[[ Data for the task, beginning ]]

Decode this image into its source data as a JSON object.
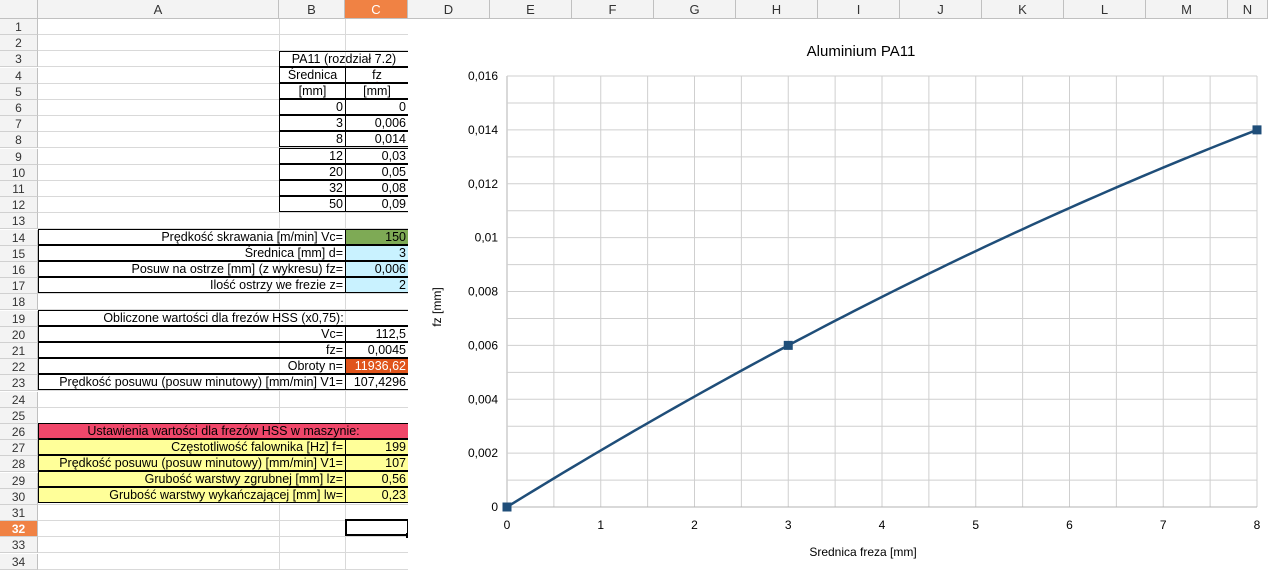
{
  "columns": [
    "A",
    "B",
    "C",
    "D",
    "E",
    "F",
    "G",
    "H",
    "I",
    "J",
    "K",
    "L",
    "M",
    "N"
  ],
  "rows": [
    "1",
    "2",
    "3",
    "4",
    "5",
    "6",
    "7",
    "8",
    "9",
    "10",
    "11",
    "12",
    "13",
    "14",
    "15",
    "16",
    "17",
    "18",
    "19",
    "20",
    "21",
    "22",
    "23",
    "24",
    "25",
    "26",
    "27",
    "28",
    "29",
    "30",
    "31",
    "32",
    "33",
    "34"
  ],
  "table": {
    "title": "PA11 (rozdział 7.2)",
    "col1_header": "Średnica",
    "col2_header": "fz",
    "col1_unit": "[mm]",
    "col2_unit": "[mm]",
    "data": [
      {
        "d": "0",
        "fz": "0"
      },
      {
        "d": "3",
        "fz": "0,006"
      },
      {
        "d": "8",
        "fz": "0,014"
      },
      {
        "d": "12",
        "fz": "0,03"
      },
      {
        "d": "20",
        "fz": "0,05"
      },
      {
        "d": "32",
        "fz": "0,08"
      },
      {
        "d": "50",
        "fz": "0,09"
      }
    ]
  },
  "inputs": [
    {
      "label": "Prędkość skrawania [m/min] Vc=",
      "value": "150"
    },
    {
      "label": "Średnica [mm] d=",
      "value": "3"
    },
    {
      "label": "Posuw na ostrze [mm] (z wykresu) fz=",
      "value": "0,006"
    },
    {
      "label": "Ilość ostrzy we frezie z=",
      "value": "2"
    }
  ],
  "calc": {
    "title": "Obliczone wartości dla frezów HSS (x0,75):",
    "vc_label": "Vc=",
    "vc_value": "112,5",
    "fz_label": "fz=",
    "fz_value": "0,0045",
    "n_label": "Obroty n=",
    "n_value": "11936,62",
    "v1_label": "Prędkość posuwu (posuw minutowy) [mm/min]  V1=",
    "v1_value": "107,4296"
  },
  "settings": {
    "title": "Ustawienia wartości dla frezów HSS w maszynie:",
    "rows": [
      {
        "label": "Częstotliwość falownika [Hz] f=",
        "value": "199"
      },
      {
        "label": "Prędkość posuwu (posuw minutowy) [mm/min]  V1=",
        "value": "107"
      },
      {
        "label": "Grubość warstwy zgrubnej [mm]  lz=",
        "value": "0,56"
      },
      {
        "label": "Grubość warstwy wykańczającej [mm] lw=",
        "value": "0,23"
      }
    ]
  },
  "chart_data": {
    "type": "line",
    "title": "Aluminium PA11",
    "xlabel": "Srednica freza [mm]",
    "ylabel": "fz [mm]",
    "x": [
      0,
      3,
      8
    ],
    "series": [
      {
        "values": [
          0,
          0.006,
          0.014
        ]
      }
    ],
    "xlim": [
      0,
      8
    ],
    "ylim": [
      0,
      0.016
    ],
    "xticks": [
      "0",
      "1",
      "2",
      "3",
      "4",
      "5",
      "6",
      "7",
      "8"
    ],
    "yticks": [
      "0",
      "0,002",
      "0,004",
      "0,006",
      "0,008",
      "0,01",
      "0,012",
      "0,014",
      "0,016"
    ],
    "grid": true,
    "line_color": "#1f4e79",
    "marker_color": "#1f4e79"
  }
}
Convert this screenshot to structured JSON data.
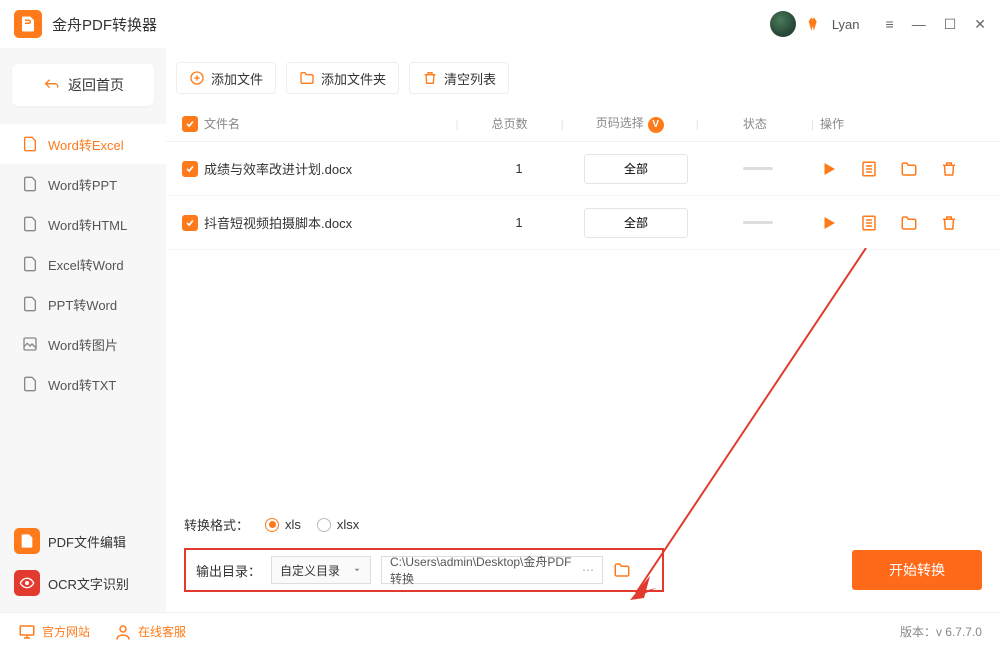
{
  "app": {
    "title": "金舟PDF转换器",
    "username": "Lyan"
  },
  "sidebar": {
    "back_label": "返回首页",
    "items": [
      {
        "label": "Word转Excel"
      },
      {
        "label": "Word转PPT"
      },
      {
        "label": "Word转HTML"
      },
      {
        "label": "Excel转Word"
      },
      {
        "label": "PPT转Word"
      },
      {
        "label": "Word转图片"
      },
      {
        "label": "Word转TXT"
      }
    ],
    "tools": [
      {
        "label": "PDF文件编辑"
      },
      {
        "label": "OCR文字识别"
      }
    ]
  },
  "toolbar": {
    "add_file": "添加文件",
    "add_folder": "添加文件夹",
    "clear_list": "清空列表"
  },
  "columns": {
    "name": "文件名",
    "pages": "总页数",
    "range": "页码选择",
    "status": "状态",
    "ops": "操作"
  },
  "rows": [
    {
      "name": "成绩与效率改进计划.docx",
      "pages": "1",
      "range": "全部"
    },
    {
      "name": "抖音短视频拍摄脚本.docx",
      "pages": "1",
      "range": "全部"
    }
  ],
  "format": {
    "label": "转换格式：",
    "opt1": "xls",
    "opt2": "xlsx"
  },
  "output": {
    "label": "输出目录：",
    "mode": "自定义目录",
    "path": "C:\\Users\\admin\\Desktop\\金舟PDF转换"
  },
  "start_btn": "开始转换",
  "footer": {
    "site": "官方网站",
    "support": "在线客服",
    "version": "版本：v 6.7.7.0"
  }
}
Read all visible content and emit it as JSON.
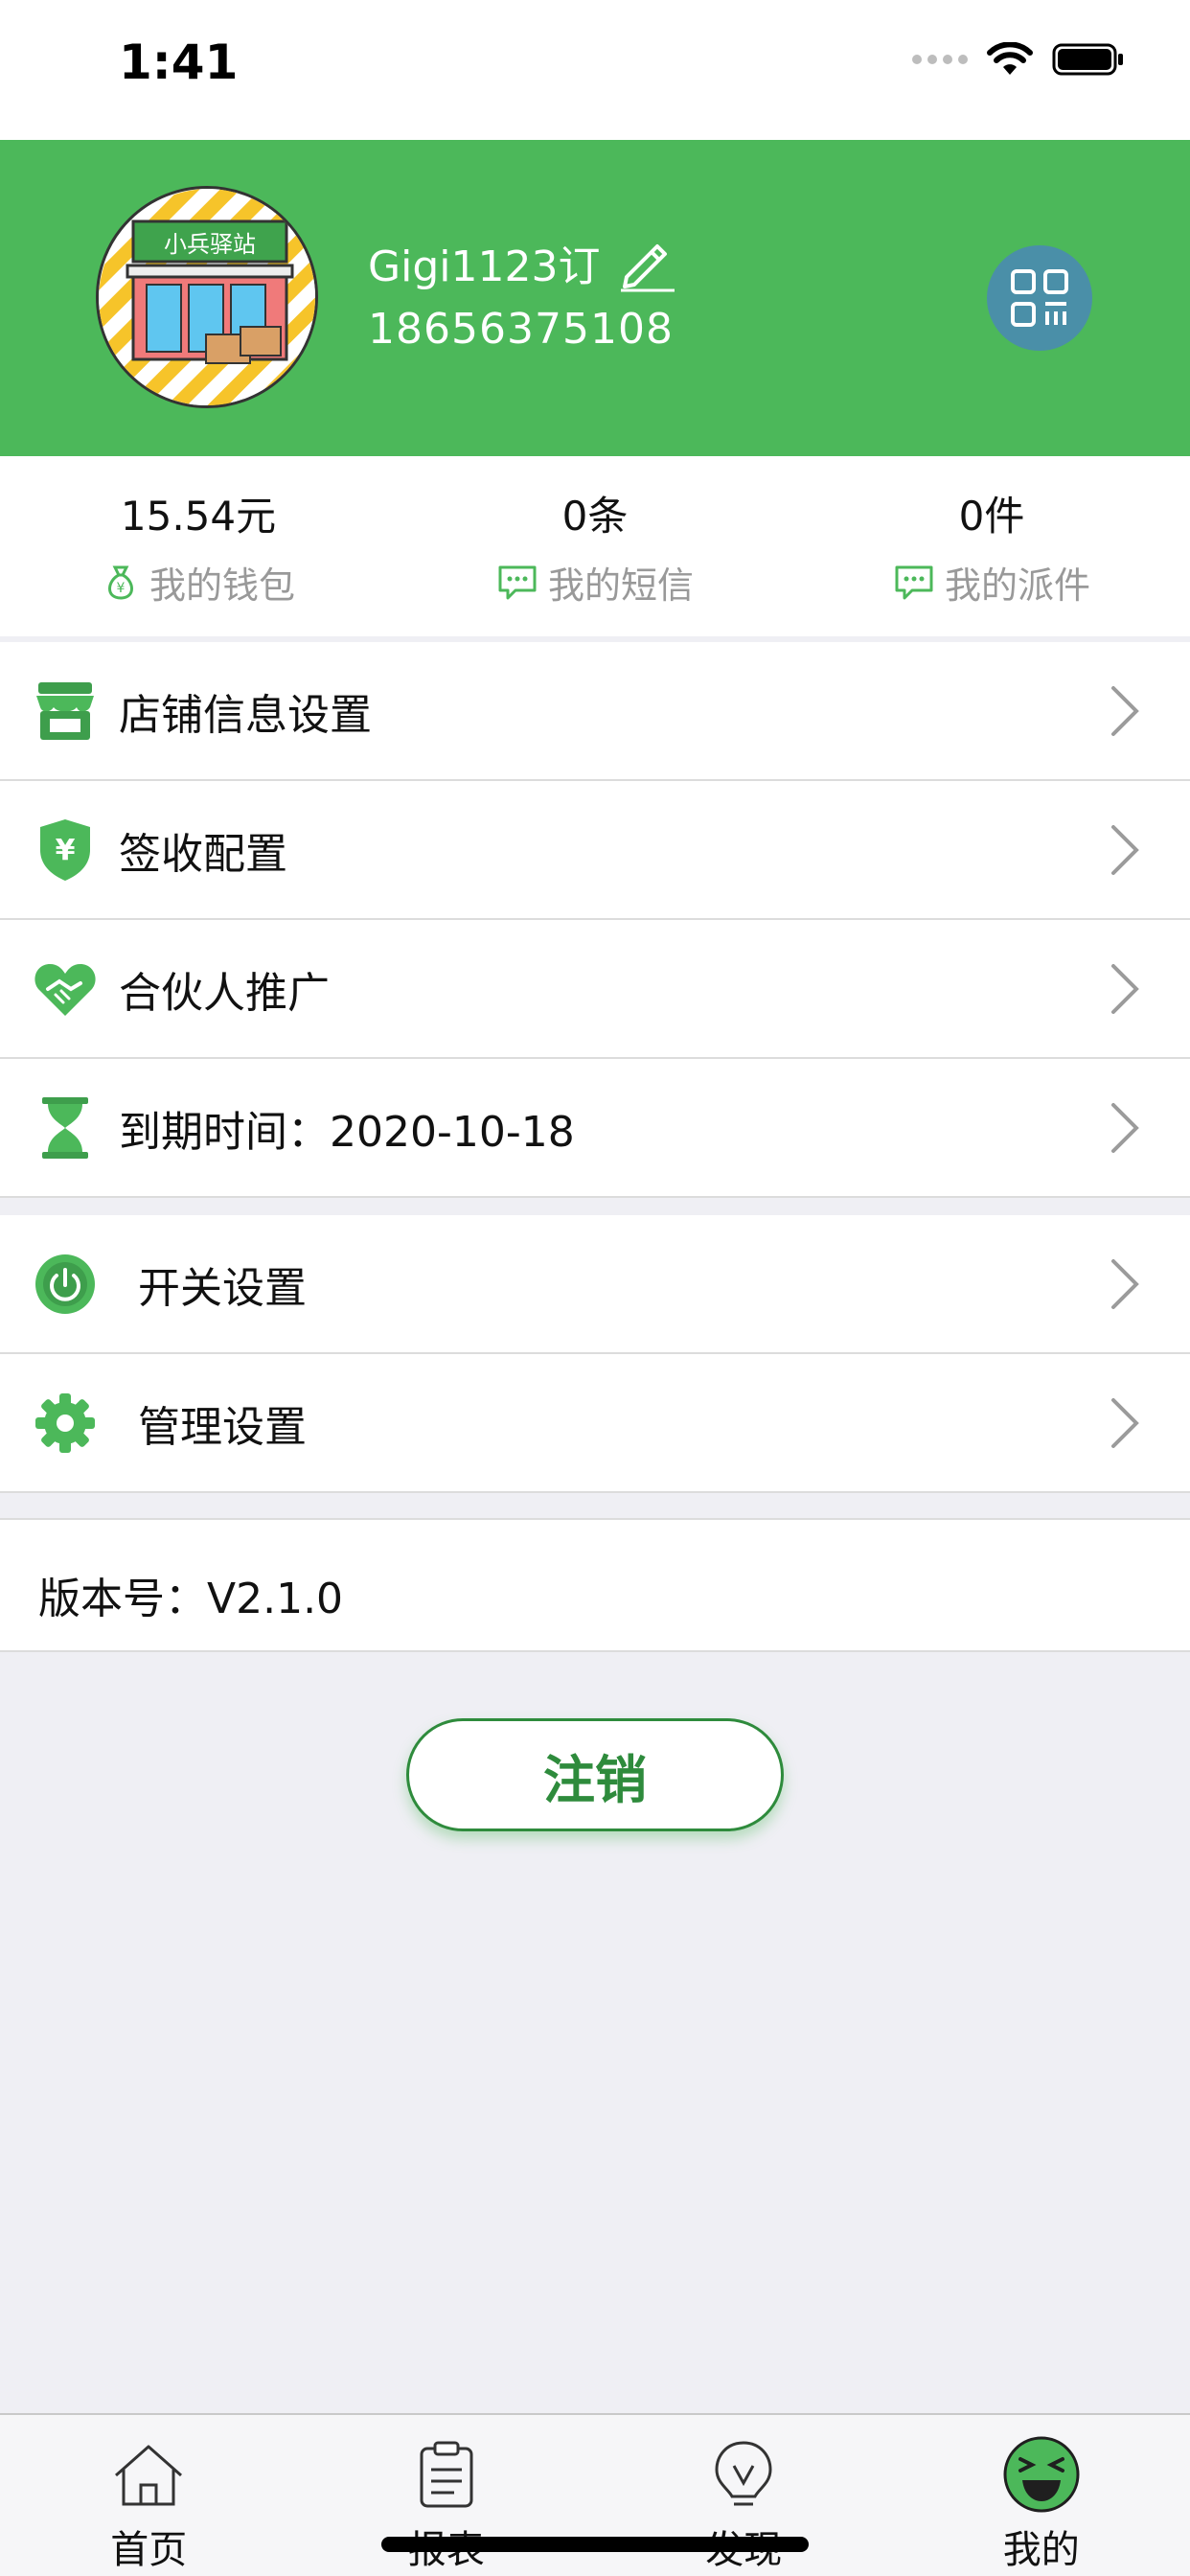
{
  "status_bar": {
    "time": "1:41",
    "icons": [
      "signal-icon",
      "wifi-icon",
      "battery-icon"
    ]
  },
  "profile": {
    "avatar_label": "小兵驿站",
    "name": "Gigi1123订",
    "phone": "18656375108",
    "colors": {
      "header_bg": "#4CB85A",
      "qr_bg": "#4A8FA8"
    }
  },
  "stats": [
    {
      "value": "15.54元",
      "label": "我的钱包",
      "icon": "wallet-icon"
    },
    {
      "value": "0条",
      "label": "我的短信",
      "icon": "message-icon"
    },
    {
      "value": "0件",
      "label": "我的派件",
      "icon": "message-icon"
    }
  ],
  "menu_group_1": [
    {
      "label": "店铺信息设置",
      "icon": "store-icon"
    },
    {
      "label": "签收配置",
      "icon": "shield-yen-icon"
    },
    {
      "label": "合伙人推广",
      "icon": "handshake-icon"
    },
    {
      "label": "到期时间：2020-10-18",
      "icon": "hourglass-icon"
    }
  ],
  "menu_group_2": [
    {
      "label": "开关设置",
      "icon": "power-icon"
    },
    {
      "label": "管理设置",
      "icon": "gear-icon"
    }
  ],
  "version": "版本号：V2.1.0",
  "logout_label": "注销",
  "tabs": [
    {
      "label": "首页",
      "icon": "home-icon",
      "active": false
    },
    {
      "label": "报表",
      "icon": "clipboard-icon",
      "active": false
    },
    {
      "label": "发现",
      "icon": "bulb-icon",
      "active": false
    },
    {
      "label": "我的",
      "icon": "smiley-icon",
      "active": true
    }
  ],
  "accent_color": "#4CB85A"
}
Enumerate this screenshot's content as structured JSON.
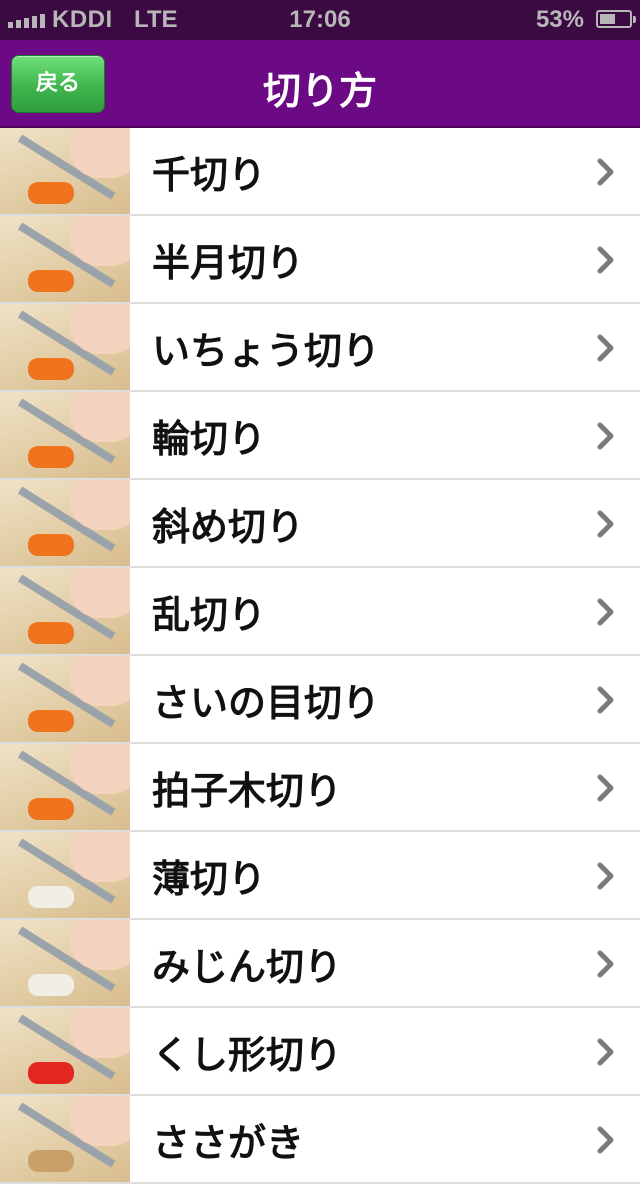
{
  "status_bar": {
    "carrier": "KDDI",
    "network": "LTE",
    "time": "17:06",
    "battery_percent_text": "53%",
    "battery_level": 0.53
  },
  "nav": {
    "back_label": "戻る",
    "title": "切り方"
  },
  "list": {
    "items": [
      {
        "label": "千切り",
        "food_color": "#f0731e"
      },
      {
        "label": "半月切り",
        "food_color": "#f0731e"
      },
      {
        "label": "いちょう切り",
        "food_color": "#f0731e"
      },
      {
        "label": "輪切り",
        "food_color": "#f0731e"
      },
      {
        "label": "斜め切り",
        "food_color": "#f0731e"
      },
      {
        "label": "乱切り",
        "food_color": "#f0731e"
      },
      {
        "label": "さいの目切り",
        "food_color": "#f0731e"
      },
      {
        "label": "拍子木切り",
        "food_color": "#f0731e"
      },
      {
        "label": "薄切り",
        "food_color": "#f1eee6"
      },
      {
        "label": "みじん切り",
        "food_color": "#f1eee6"
      },
      {
        "label": "くし形切り",
        "food_color": "#e3261f"
      },
      {
        "label": "ささがき",
        "food_color": "#c9a06a"
      }
    ]
  },
  "colors": {
    "status_bar_bg": "#3c0a43",
    "nav_bar_bg": "#6c0984",
    "back_button_green": "#3fb54c",
    "chevron": "#7a7a7a"
  },
  "icons": {
    "chevron": "chevron-right-icon",
    "signal": "signal-bars-icon",
    "battery": "battery-icon"
  }
}
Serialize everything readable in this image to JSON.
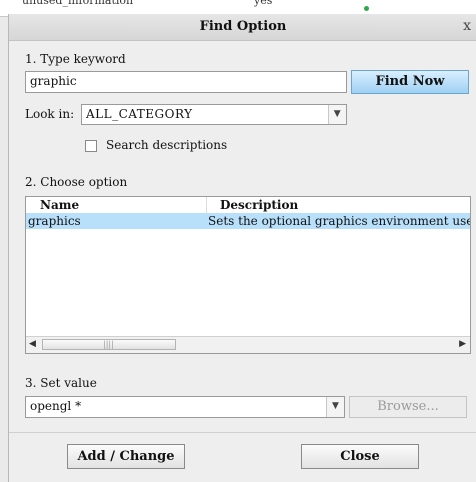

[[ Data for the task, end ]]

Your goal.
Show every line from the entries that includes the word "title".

Exercise response.
    "title": "PA11 (rozdział 7.2)",
    "title": "Obliczone wartości dla frezów HSS (x0,75):",
    "title": "Ustawienia wartości dla frezów HSS w maszynie:",
    "title": "Aluminium PA11",
    "title": "金舟PDF转换器",
    "title": "切り方"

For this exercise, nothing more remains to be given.